Try this easy simple test. Treat it as a science experiment. Eat only organic food for one month. Everything. You have to really stick to it though. Then after that month, go back and drink a coke, or eat some processed food with the additives.

Your body will tell you all you need to know.

This is what I did. My son got me started on it. I could not believe the different in taste. But if your system is already filled with this artificial crap your system has made adjustments and you get used to it.

Then most importantly. Evaluate how you feel after eliminating artificial food additives from your diet for a month.

Try it you will be hooked. No matter what any study says, I know what it has done for me. $$$$ can buy study results, but they can't buy the truth.
IronhorseA
5 / 5 (1) Oct 20, 2012
US food mostly tastes like crap and Americans are acquiring strange illnesses and deformed shapes. That's enough to know.
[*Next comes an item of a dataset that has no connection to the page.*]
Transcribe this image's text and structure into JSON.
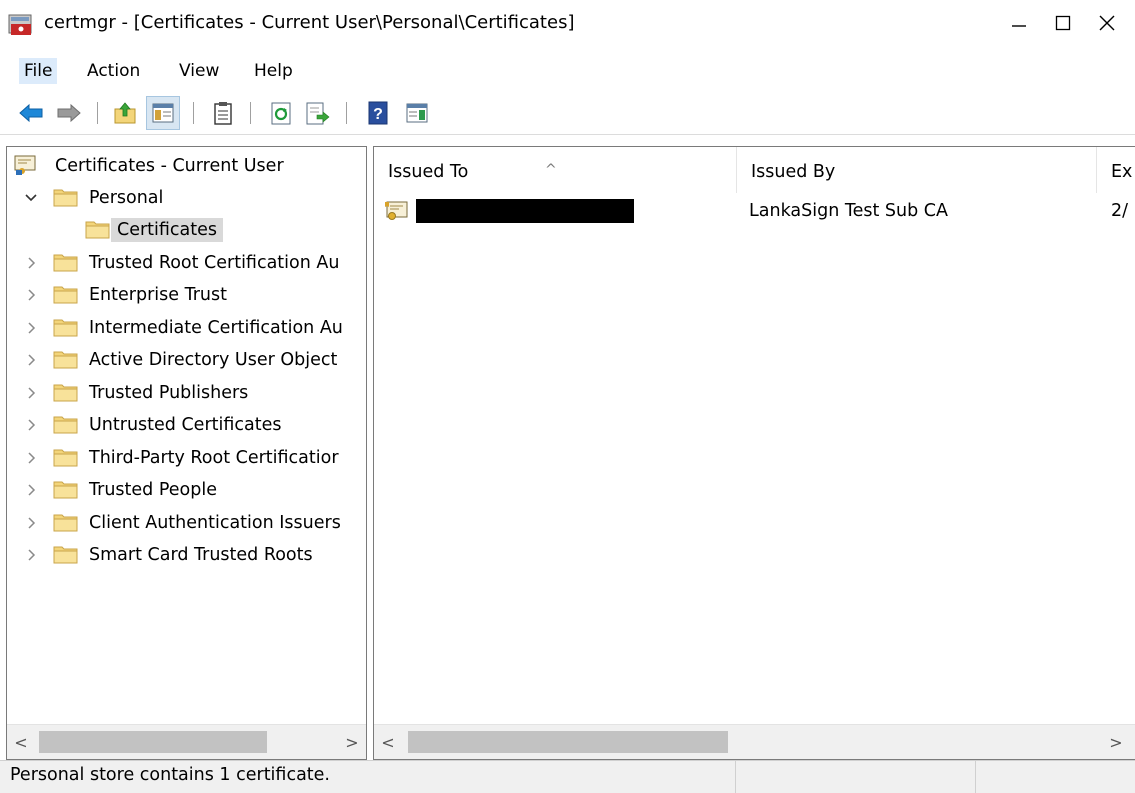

That's just california food, they don't know how to cook anything other than 'health food'. ;P
Tweenk
not rated yet Oct 22, 2012
There were at least 24 long-term and multi-generational feeding studies of GM food (e.g. far more thorough than Seralini's, because they also look at the offspring of the test animals), and none of them suggest any health problems.
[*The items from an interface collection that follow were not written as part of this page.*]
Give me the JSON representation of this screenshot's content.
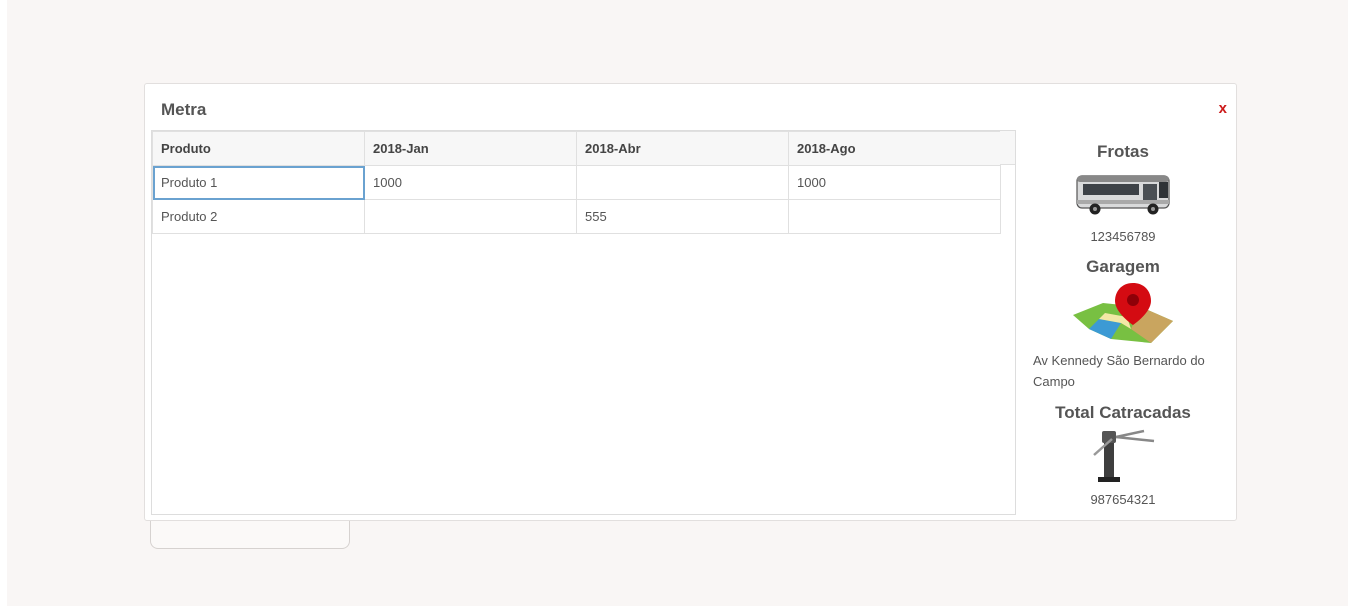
{
  "modal": {
    "title": "Metra",
    "close_label": "x"
  },
  "table": {
    "headers": [
      "Produto",
      "2018-Jan",
      "2018-Abr",
      "2018-Ago"
    ],
    "rows": [
      [
        "Produto 1",
        "1000",
        "",
        "1000"
      ],
      [
        "Produto 2",
        "",
        "555",
        ""
      ]
    ]
  },
  "side": {
    "fleet": {
      "heading": "Frotas",
      "value": "123456789",
      "icon": "bus-icon"
    },
    "garage": {
      "heading": "Garagem",
      "address": "Av Kennedy São Bernardo do Campo",
      "icon": "map-pin-icon"
    },
    "turnstiles": {
      "heading": "Total Catracadas",
      "value": "987654321",
      "icon": "turnstile-icon"
    }
  },
  "colors": {
    "close": "#cc1a1a",
    "selected_cell_border": "#6aa2d0",
    "page_background": "#f9f6f5"
  }
}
Links are disallowed here, but go to dx.doi.org and resolve this:
10.1016/j.fct.2011.11.048
Tweenk
not rated yet Oct 22, 2012
The doubters have no chance, than just to attempt for replication of the Seralini's experiments under even more thorough conditions.


Except the experiment was done many times before and results similar to Seralini's were NEVER observed - not to mention that HIS OWN OBSERVATIONS do not show the effect. It's present only in his own mind. Seralini severely misinterpreted his 'study' to say what he and his backers want - unless you believe that all of those previous 24 studies were corrupted by Monsanto and Seralini is the only white knight.

Personally I think it's far more plausible that Seralini was ideologically or financially motivated into falsifying his conclusions than that every other researcher was bribed by a single company. (NB, worldwide organic food sales dwarf Monsanto's total revenue roughly 5 to 1, $60 billion vs $12 billion.)
antialias_physorg
5 / 5 (1) Oct 22, 2012
Just label the GM crap (and any processed food that contains it) and let the consumer decide.
Caliban
not rated yet Oct 22, 2012
Personally I think it's far more plausible that Seralini was ideologically or financially motivated into falsifying his conclusions than that every other researcher was bribed by a single company. (NB, worldwide organic food sales dwarf Monsanto's total revenue roughly 5 to 1, $60 billion vs $12 billion.)


@tweenk,

Care to cite a source for that income claim?